__Task directions__: Among the entries below, tally each line where the word "accent" appears and state only the total.

Component data from apps and pages:
☆ ☆ ☆ ☆ ☆ ☆ ☆
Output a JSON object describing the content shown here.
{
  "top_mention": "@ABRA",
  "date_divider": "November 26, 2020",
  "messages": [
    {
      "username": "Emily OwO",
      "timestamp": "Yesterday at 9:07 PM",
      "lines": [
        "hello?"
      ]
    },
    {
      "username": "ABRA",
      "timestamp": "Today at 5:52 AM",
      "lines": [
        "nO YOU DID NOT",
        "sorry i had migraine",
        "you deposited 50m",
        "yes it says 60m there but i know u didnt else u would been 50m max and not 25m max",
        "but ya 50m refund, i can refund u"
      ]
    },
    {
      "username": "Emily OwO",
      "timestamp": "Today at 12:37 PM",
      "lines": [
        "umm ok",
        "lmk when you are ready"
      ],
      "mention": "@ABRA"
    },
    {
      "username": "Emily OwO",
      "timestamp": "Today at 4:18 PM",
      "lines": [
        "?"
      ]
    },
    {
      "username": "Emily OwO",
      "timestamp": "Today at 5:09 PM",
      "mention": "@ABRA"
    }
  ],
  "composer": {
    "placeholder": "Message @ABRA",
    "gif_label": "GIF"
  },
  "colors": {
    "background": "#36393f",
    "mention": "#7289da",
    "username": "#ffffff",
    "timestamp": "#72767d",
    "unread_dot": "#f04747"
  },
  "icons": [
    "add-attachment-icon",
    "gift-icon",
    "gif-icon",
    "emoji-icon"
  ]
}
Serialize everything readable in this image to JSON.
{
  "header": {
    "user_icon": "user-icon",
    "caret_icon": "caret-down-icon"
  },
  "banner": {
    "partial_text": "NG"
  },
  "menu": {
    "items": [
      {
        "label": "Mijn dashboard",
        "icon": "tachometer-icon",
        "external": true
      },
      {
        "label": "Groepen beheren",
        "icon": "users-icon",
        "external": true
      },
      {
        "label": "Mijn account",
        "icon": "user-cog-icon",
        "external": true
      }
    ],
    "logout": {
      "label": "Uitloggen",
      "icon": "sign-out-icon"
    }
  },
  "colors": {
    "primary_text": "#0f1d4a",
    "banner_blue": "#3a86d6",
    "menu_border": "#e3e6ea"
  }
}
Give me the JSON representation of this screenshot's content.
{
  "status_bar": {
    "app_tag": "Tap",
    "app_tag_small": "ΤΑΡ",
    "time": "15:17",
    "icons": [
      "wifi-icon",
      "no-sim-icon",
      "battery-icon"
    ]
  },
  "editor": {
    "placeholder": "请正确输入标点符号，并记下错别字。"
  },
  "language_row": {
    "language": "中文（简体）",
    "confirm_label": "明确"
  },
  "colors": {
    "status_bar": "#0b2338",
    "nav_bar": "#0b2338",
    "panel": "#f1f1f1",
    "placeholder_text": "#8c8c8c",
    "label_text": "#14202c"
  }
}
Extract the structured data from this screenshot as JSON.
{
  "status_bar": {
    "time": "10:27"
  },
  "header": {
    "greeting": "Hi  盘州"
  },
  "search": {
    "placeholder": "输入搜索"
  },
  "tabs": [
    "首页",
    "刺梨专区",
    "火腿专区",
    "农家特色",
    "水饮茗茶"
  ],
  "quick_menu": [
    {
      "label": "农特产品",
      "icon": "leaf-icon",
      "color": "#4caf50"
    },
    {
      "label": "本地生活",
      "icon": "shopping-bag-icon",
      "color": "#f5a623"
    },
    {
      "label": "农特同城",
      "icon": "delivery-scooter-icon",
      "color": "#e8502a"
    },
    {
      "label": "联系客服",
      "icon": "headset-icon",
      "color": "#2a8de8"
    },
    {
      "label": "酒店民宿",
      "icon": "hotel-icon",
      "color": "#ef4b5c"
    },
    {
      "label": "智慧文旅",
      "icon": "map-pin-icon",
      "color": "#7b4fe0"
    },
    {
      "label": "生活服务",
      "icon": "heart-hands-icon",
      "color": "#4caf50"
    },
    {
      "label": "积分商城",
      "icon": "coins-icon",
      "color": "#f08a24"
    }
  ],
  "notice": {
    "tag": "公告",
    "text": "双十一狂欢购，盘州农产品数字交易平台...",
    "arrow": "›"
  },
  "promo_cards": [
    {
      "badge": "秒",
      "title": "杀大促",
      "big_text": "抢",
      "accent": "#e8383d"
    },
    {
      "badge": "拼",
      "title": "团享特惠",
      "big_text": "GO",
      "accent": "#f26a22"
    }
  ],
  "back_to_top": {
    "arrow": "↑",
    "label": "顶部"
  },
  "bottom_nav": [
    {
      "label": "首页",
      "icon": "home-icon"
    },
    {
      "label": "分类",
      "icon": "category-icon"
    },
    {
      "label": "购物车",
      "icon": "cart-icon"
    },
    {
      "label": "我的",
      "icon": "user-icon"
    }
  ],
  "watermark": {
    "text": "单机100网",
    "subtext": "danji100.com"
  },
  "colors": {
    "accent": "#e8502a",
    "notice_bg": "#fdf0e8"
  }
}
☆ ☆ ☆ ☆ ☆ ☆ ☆
__Response__: 3